California Democratic congressman backs federal preemption of state privacy laws

12 February 2020 9:40pm
California law

12 February 2020. By Dave Perera.

A Democratic congressional representative from California today expressed support for federal preemption of state privacy laws and criticized his state's first-in-the-nation privacy law, pitting himself against others in the state delegation who have strongly supported the California Consumer Privacy Act.

A federal privacy bill "will in some ways preempt laws" such as the CCPA, Tony Cárdenas said during a morning event in Washington, DC. A proliferation of state laws will impair commerce, Cárdenas told MLex after the event.

"What happens when you have state-by-state laws, is all of a sudden [businesses] have to adhere to their state law and they have to modify their processes and that affects their ability to do business in other states, and vice versa."

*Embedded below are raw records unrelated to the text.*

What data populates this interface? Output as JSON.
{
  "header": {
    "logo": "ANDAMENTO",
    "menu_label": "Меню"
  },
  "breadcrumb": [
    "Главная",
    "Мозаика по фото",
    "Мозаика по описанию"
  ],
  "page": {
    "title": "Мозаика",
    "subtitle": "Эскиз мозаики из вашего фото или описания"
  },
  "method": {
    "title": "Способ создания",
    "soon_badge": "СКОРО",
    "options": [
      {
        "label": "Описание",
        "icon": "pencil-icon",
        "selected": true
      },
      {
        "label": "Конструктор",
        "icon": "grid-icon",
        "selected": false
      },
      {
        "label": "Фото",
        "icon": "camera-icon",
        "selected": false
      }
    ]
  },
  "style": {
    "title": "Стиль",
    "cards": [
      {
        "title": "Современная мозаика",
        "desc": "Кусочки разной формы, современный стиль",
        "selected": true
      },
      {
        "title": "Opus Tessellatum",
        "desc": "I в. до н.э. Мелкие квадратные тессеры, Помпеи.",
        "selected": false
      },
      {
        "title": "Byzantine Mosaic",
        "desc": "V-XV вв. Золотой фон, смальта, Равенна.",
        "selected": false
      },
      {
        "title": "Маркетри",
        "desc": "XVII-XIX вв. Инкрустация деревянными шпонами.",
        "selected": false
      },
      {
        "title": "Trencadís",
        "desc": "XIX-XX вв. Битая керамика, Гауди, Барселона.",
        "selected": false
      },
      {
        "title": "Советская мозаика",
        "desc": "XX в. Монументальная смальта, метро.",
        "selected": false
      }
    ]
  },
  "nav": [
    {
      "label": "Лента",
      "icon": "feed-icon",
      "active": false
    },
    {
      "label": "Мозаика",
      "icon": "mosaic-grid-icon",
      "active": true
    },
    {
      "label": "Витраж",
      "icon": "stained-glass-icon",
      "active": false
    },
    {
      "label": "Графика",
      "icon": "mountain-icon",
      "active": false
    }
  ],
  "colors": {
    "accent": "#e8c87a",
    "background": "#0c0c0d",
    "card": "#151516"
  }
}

Cárdenas sits on the House Energy & Commerce committee and is vice-chair of the subcommittee on consumer protection. The committee is drafting a bipartisan privacy bill, but preemption remains a key point of disagreement.

Subcommittee Chairwoman Jan Schakowsky has repeatedly urged her colleagues to tackle the question of preemption last, after settling debate on other policy matters. The Illinois Democrat isn't opposed to preemption but has said she is unwilling to cede the matter at the outset.

Cárdenas also panned the California privacy law for being rushed, calling it "a work in progress" at the moment of its signing and even today.

State lawmakers drafted it during a 7-day session in summer 2018 to prevent a stricter privacy initiative from being on the general election ballot.

The result is akin to a "half-painted" room, said Cárdenas, himself a former member of the California assembly. State lawmakers understood they would have to later modify the bill, Cárdenas said, but haven't done so.

"When legislatures do that, they say, 'Yeah, we had to try to figure out a fix for now and we'll come back to it later.' Nine times out of 10, they never come back to it later."

Others disagree.
"It wasn't just thrown together overnight," said Justin Brookman, director for consumer privacy and technology policy at Consumer Reports. Advocates collaborated beforehand to prepare the ballot initiative language that voters would have faced in November but for the compromise that replaced it with the CCPA, Brookman said in a telephone interview.

Other members of the California delegation have also been more effusive with their praise of the law.

Among them is House Speaker Nancy Pelosi, the San Francisco Democrat who in April 2019 said preemption is "just not going to happen. We in California are not going to say, 'You pass a law that weakens what we did in California.' That won't happen."